Ski Big Bear has 4 aerial chairlifts. Each chair on the chairlift is able to hold one or two people. The chairlift takes you to the top of the mountain. Chairlifts require a little practice to use. Beginners should start with the Little Bear Chair. Ski Big Bear recommends that you take a lesson with the ski school to learn how to ride the chairlift. Make the lift attendant aware if it is your first time riding the chairlift. No matter how long you have beenn riding a chairlift, you should ride with the safety bar down, sit still always facing forward and never reach for a dropped item. Additional information on riding the chairlift safely can be found at: http://www.kidsonlifts.org

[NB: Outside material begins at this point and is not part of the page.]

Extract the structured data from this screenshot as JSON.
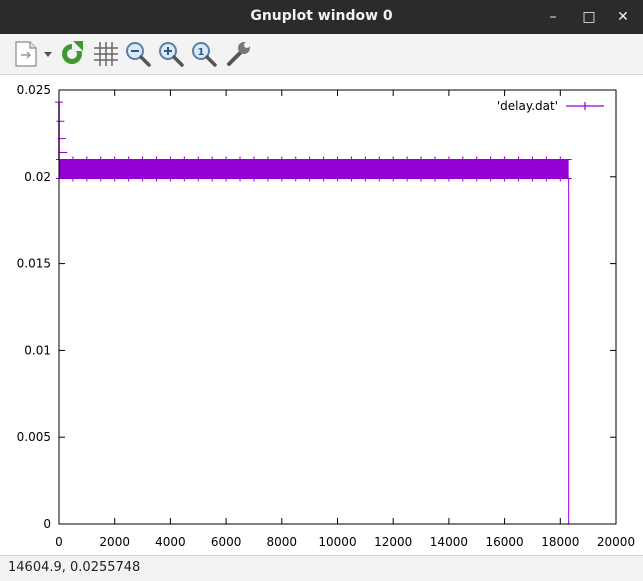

If you have mentioned that you want to learn to ski or snowboard chances are you have thought about or someone else has told you that there is a possibility for injury. Since 1970, ski injuries have dropped 50% due to changes in technology affecting ski equipment. Our mountain maintains a ski patrol whose sole purpose is to maintain safety on the mountain. They will check passes, provide first aid and supervise behavior on the mountain. By using the facilities at Ski Big Bear, you agree to the waiver that is printed on the lift ticket.
1. Be Ready
Be ready to slow down or avoid objects or other people at any time. Ski and ride in such a way that you are always able to control yourself regardless of conditions and avoid others and objects you may encounter on the run, groomed or otherwise.
2. Stay Alert
Stay alert to what’s going on around you, especially other skiers and riders. Being aware of those around and changing conditions will help you have a fun and safe day on the hill.
3. Plan Ahead
Ease up at blind spots, check uphill when merging onto trails, and give other skiers plenty of room when passing. Look out for spots on the run where traffic merges or you can't see what's coming next. If you are unfamiliar with a run, take it easy the first time down it and make note of places where you'll want to slow down, such as cat tracks and rollers. Also, give other skiers and riders lots or room, especially if you are passing them. There's plenty of space out there, so there's no need to crowd each other.
By doing these three things every run, you'll be helping keep the slopes safe and enjoyable, for you and everyone else.
Your kids are going to LOVE Ski Big Bear! Snow Sports School is the perfect place for them to start. We provide private lessons for children as young as 4 years of age. Group lessons are available for children as young as 6. Group lessons are available for 1st time beginners only.